• Your task
Repeat the records exactly. Every line must match.

• Extracted entries
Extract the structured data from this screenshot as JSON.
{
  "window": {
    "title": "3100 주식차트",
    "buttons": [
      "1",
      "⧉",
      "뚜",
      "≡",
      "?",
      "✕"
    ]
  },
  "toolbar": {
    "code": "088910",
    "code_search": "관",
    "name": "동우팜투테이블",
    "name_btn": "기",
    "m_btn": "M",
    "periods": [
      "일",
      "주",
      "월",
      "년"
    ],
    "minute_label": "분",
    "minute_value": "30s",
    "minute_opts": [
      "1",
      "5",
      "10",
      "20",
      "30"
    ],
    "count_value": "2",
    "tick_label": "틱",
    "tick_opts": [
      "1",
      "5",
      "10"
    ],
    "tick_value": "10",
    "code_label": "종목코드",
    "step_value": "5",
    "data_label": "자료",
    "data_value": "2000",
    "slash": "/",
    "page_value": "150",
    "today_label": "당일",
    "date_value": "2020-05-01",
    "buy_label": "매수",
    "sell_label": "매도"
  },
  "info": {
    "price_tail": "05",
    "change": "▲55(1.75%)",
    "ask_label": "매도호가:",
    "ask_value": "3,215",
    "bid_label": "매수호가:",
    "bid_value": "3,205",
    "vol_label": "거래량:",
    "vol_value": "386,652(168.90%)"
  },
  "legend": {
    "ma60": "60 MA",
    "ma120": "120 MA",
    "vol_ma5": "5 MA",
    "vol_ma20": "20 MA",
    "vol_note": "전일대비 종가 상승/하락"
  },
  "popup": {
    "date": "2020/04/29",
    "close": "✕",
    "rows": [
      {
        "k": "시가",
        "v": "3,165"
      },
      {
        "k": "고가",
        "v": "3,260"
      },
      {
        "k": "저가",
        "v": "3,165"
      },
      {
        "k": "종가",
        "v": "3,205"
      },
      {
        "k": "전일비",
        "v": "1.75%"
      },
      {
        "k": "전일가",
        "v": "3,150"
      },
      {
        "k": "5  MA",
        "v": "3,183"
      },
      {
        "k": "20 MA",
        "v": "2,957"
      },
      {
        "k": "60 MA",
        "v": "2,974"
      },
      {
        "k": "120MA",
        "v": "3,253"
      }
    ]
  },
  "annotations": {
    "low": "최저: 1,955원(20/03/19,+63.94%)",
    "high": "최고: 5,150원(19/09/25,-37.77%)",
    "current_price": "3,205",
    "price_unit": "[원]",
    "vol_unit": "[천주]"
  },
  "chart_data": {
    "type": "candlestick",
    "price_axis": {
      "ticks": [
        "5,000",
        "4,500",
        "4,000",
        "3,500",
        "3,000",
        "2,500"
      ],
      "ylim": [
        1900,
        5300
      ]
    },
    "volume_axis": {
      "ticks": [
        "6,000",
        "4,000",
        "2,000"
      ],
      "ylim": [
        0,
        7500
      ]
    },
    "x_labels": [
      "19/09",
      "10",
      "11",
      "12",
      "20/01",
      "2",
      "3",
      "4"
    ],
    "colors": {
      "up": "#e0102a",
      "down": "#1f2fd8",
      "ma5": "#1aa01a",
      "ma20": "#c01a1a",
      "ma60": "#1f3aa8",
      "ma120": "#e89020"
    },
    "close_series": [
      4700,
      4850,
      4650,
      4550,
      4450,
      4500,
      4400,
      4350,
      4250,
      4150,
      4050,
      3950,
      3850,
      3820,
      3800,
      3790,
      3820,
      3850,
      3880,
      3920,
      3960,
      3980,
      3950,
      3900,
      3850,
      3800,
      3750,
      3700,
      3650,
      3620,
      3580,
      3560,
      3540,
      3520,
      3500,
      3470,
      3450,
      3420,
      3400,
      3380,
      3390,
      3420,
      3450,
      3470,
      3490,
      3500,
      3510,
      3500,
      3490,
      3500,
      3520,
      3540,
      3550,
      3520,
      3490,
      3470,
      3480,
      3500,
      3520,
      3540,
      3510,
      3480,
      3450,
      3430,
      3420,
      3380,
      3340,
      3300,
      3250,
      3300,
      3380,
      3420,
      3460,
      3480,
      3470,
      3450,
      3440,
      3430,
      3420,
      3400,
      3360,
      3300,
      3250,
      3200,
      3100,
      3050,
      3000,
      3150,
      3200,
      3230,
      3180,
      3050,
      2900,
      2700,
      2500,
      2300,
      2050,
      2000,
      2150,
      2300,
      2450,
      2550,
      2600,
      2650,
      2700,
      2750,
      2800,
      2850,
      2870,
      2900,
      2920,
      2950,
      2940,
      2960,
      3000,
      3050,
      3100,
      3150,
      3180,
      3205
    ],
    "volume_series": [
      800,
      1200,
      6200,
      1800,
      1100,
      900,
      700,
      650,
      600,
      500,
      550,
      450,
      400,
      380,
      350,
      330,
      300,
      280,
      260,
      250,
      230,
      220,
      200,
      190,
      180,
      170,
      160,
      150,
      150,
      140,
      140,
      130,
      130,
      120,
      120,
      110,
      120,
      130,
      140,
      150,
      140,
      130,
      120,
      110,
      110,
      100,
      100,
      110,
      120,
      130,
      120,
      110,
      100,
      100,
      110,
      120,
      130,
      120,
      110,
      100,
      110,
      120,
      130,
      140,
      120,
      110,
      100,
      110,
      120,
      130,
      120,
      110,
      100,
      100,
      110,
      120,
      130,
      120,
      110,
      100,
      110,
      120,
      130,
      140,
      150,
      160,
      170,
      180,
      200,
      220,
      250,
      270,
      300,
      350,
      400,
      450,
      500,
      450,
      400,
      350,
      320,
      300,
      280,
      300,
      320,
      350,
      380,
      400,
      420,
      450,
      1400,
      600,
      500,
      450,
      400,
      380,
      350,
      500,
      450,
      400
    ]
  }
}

• Exercise answer
Extract the structured data from this screenshot as JSON.
{
  "window": {
    "title": "3100 주식차트",
    "buttons": [
      "1",
      "⧉",
      "뚜",
      "≡",
      "?",
      "✕"
    ]
  },
  "toolbar": {
    "code": "088910",
    "code_search": "관",
    "name": "동우팜투테이블",
    "name_btn": "기",
    "m_btn": "M",
    "periods": [
      "일",
      "주",
      "월",
      "년"
    ],
    "minute_label": "분",
    "minute_value": "30s",
    "minute_opts": [
      "1",
      "5",
      "10",
      "20",
      "30"
    ],
    "count_value": "2",
    "tick_label": "틱",
    "tick_opts": [
      "1",
      "5",
      "10"
    ],
    "tick_value": "10",
    "code_label": "종목코드",
    "step_value": "5",
    "data_label": "자료",
    "data_value": "2000",
    "slash": "/",
    "page_value": "150",
    "today_label": "당일",
    "date_value": "2020-05-01",
    "buy_label": "매수",
    "sell_label": "매도"
  },
  "info": {
    "price_tail": "05",
    "change": "▲55(1.75%)",
    "ask_label": "매도호가:",
    "ask_value": "3,215",
    "bid_label": "매수호가:",
    "bid_value": "3,205",
    "vol_label": "거래량:",
    "vol_value": "386,652(168.90%)"
  },
  "legend": {
    "ma60": "60 MA",
    "ma120": "120 MA",
    "vol_ma5": "5 MA",
    "vol_ma20": "20 MA",
    "vol_note": "전일대비 종가 상승/하락"
  },
  "popup": {
    "date": "2020/04/29",
    "close": "✕",
    "rows": [
      {
        "k": "시가",
        "v": "3,165"
      },
      {
        "k": "고가",
        "v": "3,260"
      },
      {
        "k": "저가",
        "v": "3,165"
      },
      {
        "k": "종가",
        "v": "3,205"
      },
      {
        "k": "전일비",
        "v": "1.75%"
      },
      {
        "k": "전일가",
        "v": "3,150"
      },
      {
        "k": "5  MA",
        "v": "3,183"
      },
      {
        "k": "20 MA",
        "v": "2,957"
      },
      {
        "k": "60 MA",
        "v": "2,974"
      },
      {
        "k": "120MA",
        "v": "3,253"
      }
    ]
  },
  "annotations": {
    "low": "최저: 1,955원(20/03/19,+63.94%)",
    "high": "최고: 5,150원(19/09/25,-37.77%)",
    "current_price": "3,205",
    "price_unit": "[원]",
    "vol_unit": "[천주]"
  },
  "chart_data": {
    "type": "candlestick",
    "price_axis": {
      "ticks": [
        "5,000",
        "4,500",
        "4,000",
        "3,500",
        "3,000",
        "2,500"
      ],
      "ylim": [
        1900,
        5300
      ]
    },
    "volume_axis": {
      "ticks": [
        "6,000",
        "4,000",
        "2,000"
      ],
      "ylim": [
        0,
        7500
      ]
    },
    "x_labels": [
      "19/09",
      "10",
      "11",
      "12",
      "20/01",
      "2",
      "3",
      "4"
    ],
    "colors": {
      "up": "#e0102a",
      "down": "#1f2fd8",
      "ma5": "#1aa01a",
      "ma20": "#c01a1a",
      "ma60": "#1f3aa8",
      "ma120": "#e89020"
    },
    "close_series": [
      4700,
      4850,
      4650,
      4550,
      4450,
      4500,
      4400,
      4350,
      4250,
      4150,
      4050,
      3950,
      3850,
      3820,
      3800,
      3790,
      3820,
      3850,
      3880,
      3920,
      3960,
      3980,
      3950,
      3900,
      3850,
      3800,
      3750,
      3700,
      3650,
      3620,
      3580,
      3560,
      3540,
      3520,
      3500,
      3470,
      3450,
      3420,
      3400,
      3380,
      3390,
      3420,
      3450,
      3470,
      3490,
      3500,
      3510,
      3500,
      3490,
      3500,
      3520,
      3540,
      3550,
      3520,
      3490,
      3470,
      3480,
      3500,
      3520,
      3540,
      3510,
      3480,
      3450,
      3430,
      3420,
      3380,
      3340,
      3300,
      3250,
      3300,
      3380,
      3420,
      3460,
      3480,
      3470,
      3450,
      3440,
      3430,
      3420,
      3400,
      3360,
      3300,
      3250,
      3200,
      3100,
      3050,
      3000,
      3150,
      3200,
      3230,
      3180,
      3050,
      2900,
      2700,
      2500,
      2300,
      2050,
      2000,
      2150,
      2300,
      2450,
      2550,
      2600,
      2650,
      2700,
      2750,
      2800,
      2850,
      2870,
      2900,
      2920,
      2950,
      2940,
      2960,
      3000,
      3050,
      3100,
      3150,
      3180,
      3205
    ],
    "volume_series": [
      800,
      1200,
      6200,
      1800,
      1100,
      900,
      700,
      650,
      600,
      500,
      550,
      450,
      400,
      380,
      350,
      330,
      300,
      280,
      260,
      250,
      230,
      220,
      200,
      190,
      180,
      170,
      160,
      150,
      150,
      140,
      140,
      130,
      130,
      120,
      120,
      110,
      120,
      130,
      140,
      150,
      140,
      130,
      120,
      110,
      110,
      100,
      100,
      110,
      120,
      130,
      120,
      110,
      100,
      100,
      110,
      120,
      130,
      120,
      110,
      100,
      110,
      120,
      130,
      140,
      120,
      110,
      100,
      110,
      120,
      130,
      120,
      110,
      100,
      100,
      110,
      120,
      130,
      120,
      110,
      100,
      110,
      120,
      130,
      140,
      150,
      160,
      170,
      180,
      200,
      220,
      250,
      270,
      300,
      350,
      400,
      450,
      500,
      450,
      400,
      350,
      320,
      300,
      280,
      300,
      320,
      350,
      380,
      400,
      420,
      450,
      1400,
      600,
      500,
      450,
      400,
      380,
      350,
      500,
      450,
      400
    ]
  }
}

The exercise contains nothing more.